  7. What? Last time I checked the red book was about what people did in the 90s.   http://www.opengl-tutorial.org/ should be a nice introduction to OpenGL if you already generally know what's going on but want to learn the API.
  8. [url=http://www.iquilezles.org/blog/?p=1911]The last few paragraphs of this post[/url] explain the reconstruction from Z buffer quite nicely, but go ahead and show a bit of your code if you're still having troubles. Your second picture looks just like a typical SSAO, so your problem is indeed most likely in the reconstruction.   The real problem here is that corners [url=http://nothings.org/gamedev/ssao/]don't look like that[/url]. SSAO is a fakey trick and doesn't really resemble real world lighting too much. If you tone it down enough so it's not black noisy bars but a slight darkening at some places, it can be a nice artistic touch.
  9. Just do more draw calls then, that really is the simplest and very probably most efficient solution. Keep all the fully opaque stuff in one batch, though. You could reorder your objects otherwise (read their coordinates and texture atlas IDs from an attribute buffer or a lookup texture or something). There are tricks to do actual order independent transparency too, but they need relatively new hardware and/or are very computationally demanding.
  10. I would definitely try adding 0.5*PixelSize to your UV coordinates - sampling at texel edges tends to be problematic. I'd also play around with the size of hpix, at least halving and doubling are usually good candidates to fix sampling artifacts.
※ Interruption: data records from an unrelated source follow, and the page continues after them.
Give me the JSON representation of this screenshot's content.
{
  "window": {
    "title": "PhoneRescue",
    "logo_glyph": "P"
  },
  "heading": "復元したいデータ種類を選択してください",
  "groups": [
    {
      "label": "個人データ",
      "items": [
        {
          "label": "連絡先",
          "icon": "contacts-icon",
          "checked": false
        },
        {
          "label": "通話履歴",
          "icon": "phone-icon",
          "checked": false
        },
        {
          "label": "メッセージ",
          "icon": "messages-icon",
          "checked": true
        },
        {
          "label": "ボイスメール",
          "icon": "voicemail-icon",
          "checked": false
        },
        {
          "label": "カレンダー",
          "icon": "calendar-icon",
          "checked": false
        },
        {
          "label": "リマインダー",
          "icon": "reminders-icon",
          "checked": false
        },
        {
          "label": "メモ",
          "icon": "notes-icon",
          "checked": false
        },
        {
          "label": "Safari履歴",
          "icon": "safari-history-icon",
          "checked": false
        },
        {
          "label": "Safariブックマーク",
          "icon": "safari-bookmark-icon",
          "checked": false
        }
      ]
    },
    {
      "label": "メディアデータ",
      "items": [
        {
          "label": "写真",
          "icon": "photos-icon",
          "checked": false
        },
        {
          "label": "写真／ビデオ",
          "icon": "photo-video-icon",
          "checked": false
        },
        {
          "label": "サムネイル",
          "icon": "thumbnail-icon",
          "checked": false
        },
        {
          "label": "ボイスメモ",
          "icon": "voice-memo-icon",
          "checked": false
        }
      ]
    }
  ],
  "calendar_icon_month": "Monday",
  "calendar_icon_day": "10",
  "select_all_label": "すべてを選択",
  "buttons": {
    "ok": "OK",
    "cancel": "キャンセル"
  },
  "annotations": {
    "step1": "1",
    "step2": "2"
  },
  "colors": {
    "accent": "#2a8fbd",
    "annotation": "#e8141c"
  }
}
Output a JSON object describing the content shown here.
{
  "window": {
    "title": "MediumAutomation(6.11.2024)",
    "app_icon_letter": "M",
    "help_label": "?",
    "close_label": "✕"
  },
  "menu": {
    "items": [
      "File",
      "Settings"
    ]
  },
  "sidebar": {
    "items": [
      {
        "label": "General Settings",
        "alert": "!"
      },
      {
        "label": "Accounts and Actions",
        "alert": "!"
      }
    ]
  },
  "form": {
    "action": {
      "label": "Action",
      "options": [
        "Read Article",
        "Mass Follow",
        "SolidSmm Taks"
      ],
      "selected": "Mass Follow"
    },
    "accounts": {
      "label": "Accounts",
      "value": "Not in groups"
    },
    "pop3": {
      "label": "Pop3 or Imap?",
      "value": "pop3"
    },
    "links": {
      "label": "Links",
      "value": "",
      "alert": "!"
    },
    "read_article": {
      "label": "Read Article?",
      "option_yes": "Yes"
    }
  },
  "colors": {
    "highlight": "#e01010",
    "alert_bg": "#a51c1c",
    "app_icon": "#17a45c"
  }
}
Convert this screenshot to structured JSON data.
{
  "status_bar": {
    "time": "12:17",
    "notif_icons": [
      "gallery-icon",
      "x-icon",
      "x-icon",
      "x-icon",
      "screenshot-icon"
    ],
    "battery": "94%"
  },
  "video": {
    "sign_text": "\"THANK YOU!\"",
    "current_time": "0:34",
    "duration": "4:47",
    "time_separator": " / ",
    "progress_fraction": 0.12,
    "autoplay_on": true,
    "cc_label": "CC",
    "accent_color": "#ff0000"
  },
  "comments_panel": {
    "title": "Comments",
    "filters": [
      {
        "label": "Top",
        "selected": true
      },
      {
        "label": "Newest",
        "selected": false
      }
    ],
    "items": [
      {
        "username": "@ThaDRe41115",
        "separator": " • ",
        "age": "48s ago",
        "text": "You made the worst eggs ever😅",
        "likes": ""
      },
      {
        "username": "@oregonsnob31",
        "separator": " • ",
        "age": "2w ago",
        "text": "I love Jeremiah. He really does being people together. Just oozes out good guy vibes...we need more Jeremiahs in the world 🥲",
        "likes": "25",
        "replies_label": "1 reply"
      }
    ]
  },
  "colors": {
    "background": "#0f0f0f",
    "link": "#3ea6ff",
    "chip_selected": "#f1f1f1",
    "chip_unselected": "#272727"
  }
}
  11. Things faster than A* include, for example, summing two numbers, calculating a dot product or doing nothing at all. Most problems have many good solutions, and the best one must be picked by you depending on the specifics. And even better than a good solution is avoiding the problem altogether, which is also sometimes possible.
  12. OpenGL

    Winding is probably not it - if you don't specifically enable backface culling, it's not on. What I'd try is first negative z values for the vertices and then ditching the matrix multiplication to see if the matrix is really okay.
  13. What you do in your shaders tends to matter a lot more than how many triangles you rasterize. The only actual way to know these is, like you said, to test it yourself.
  14. That very much seems to be the issue, if averaging 4 images that should be different doesn't produce a blurred result. Can you actually somehow verify that the 4 samplers have different textures attached?
  15. Okay, since you can't actually read from an FBO but only use an FBO to render to a texture and then read that texture, here's the question: do you set up the active textures, bindings and uniforms correctly? How this should go is like this:   set active texture to N bind your texture[N] to GL_TEXTURE_2D glUniform1i(uniform N location, N)   N loops through 1...4, obviously. What this sounds like is you forgetting to call the gluniform1i - all the uniforms samplers are texture unit 0 unless you specify otherwise.   And please, do "uniform sampler2D Blur1, Blur2, Blur3, Blur4;" instead of what you do now. And to be extra sure, always set the alpha to something.